*RECORDS SHOWN*.
....
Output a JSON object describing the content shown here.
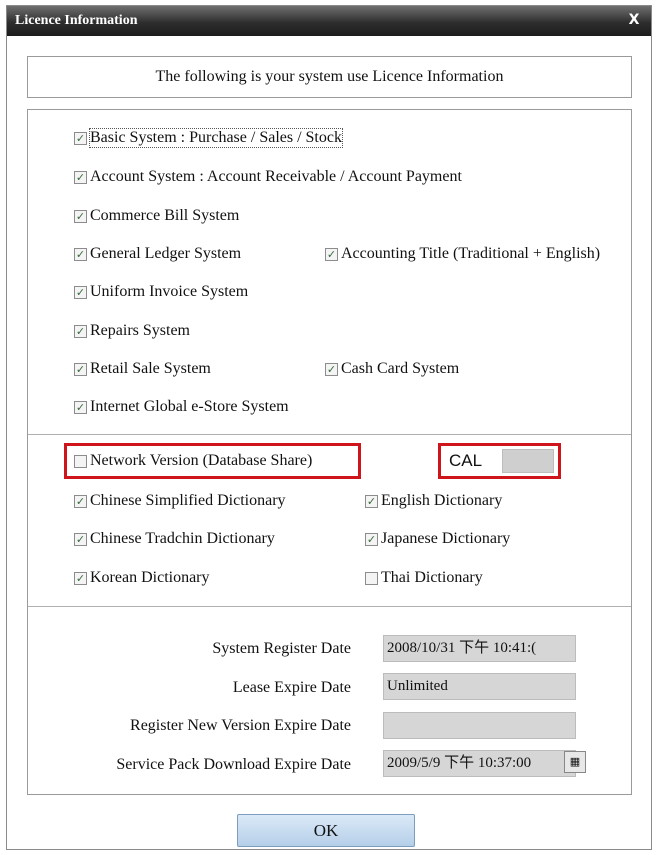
{
  "window": {
    "title": "Licence Information",
    "close_label": "X"
  },
  "header": {
    "text": "The following is your system use Licence Information"
  },
  "modules": [
    {
      "label": "Basic System : Purchase / Sales / Stock",
      "checked": true
    },
    {
      "label": "Account System : Account Receivable / Account Payment",
      "checked": true
    },
    {
      "label": "Commerce Bill System",
      "checked": true
    },
    {
      "label": "General Ledger System",
      "checked": true
    },
    {
      "label": "Accounting Title (Traditional + English)",
      "checked": true
    },
    {
      "label": "Uniform Invoice System",
      "checked": true
    },
    {
      "label": "Repairs System",
      "checked": true
    },
    {
      "label": "Retail Sale System",
      "checked": true
    },
    {
      "label": "Cash Card System",
      "checked": true
    },
    {
      "label": "Internet Global e-Store System",
      "checked": true
    }
  ],
  "network": {
    "label": "Network Version (Database Share)",
    "checked": false,
    "cal_label": "CAL",
    "cal_value": ""
  },
  "dictionaries": [
    {
      "label": "Chinese Simplified Dictionary",
      "checked": true
    },
    {
      "label": "English Dictionary",
      "checked": true
    },
    {
      "label": "Chinese Tradchin Dictionary",
      "checked": true
    },
    {
      "label": "Japanese Dictionary",
      "checked": true
    },
    {
      "label": "Korean Dictionary",
      "checked": true
    },
    {
      "label": "Thai Dictionary",
      "checked": false
    }
  ],
  "dates": [
    {
      "label": "System Register Date",
      "value": "2008/10/31 下午 10:41:("
    },
    {
      "label": "Lease Expire Date",
      "value": "Unlimited"
    },
    {
      "label": "Register New Version Expire Date",
      "value": ""
    },
    {
      "label": "Service Pack Download Expire Date",
      "value": "2009/5/9 下午 10:37:00"
    }
  ],
  "ok_button": {
    "label": "OK"
  },
  "colors": {
    "highlight": "#d0141c",
    "titlebar": "#2e2e2e",
    "field_bg": "#d6d6d6"
  }
}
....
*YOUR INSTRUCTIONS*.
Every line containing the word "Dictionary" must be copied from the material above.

*WRITTEN ANSWER*.
      "label": "Chinese Simplified Dictionary",
      "label": "English Dictionary",
      "label": "Chinese Tradchin Dictionary",
      "label": "Japanese Dictionary",
      "label": "Korean Dictionary",
      "label": "Thai Dictionary",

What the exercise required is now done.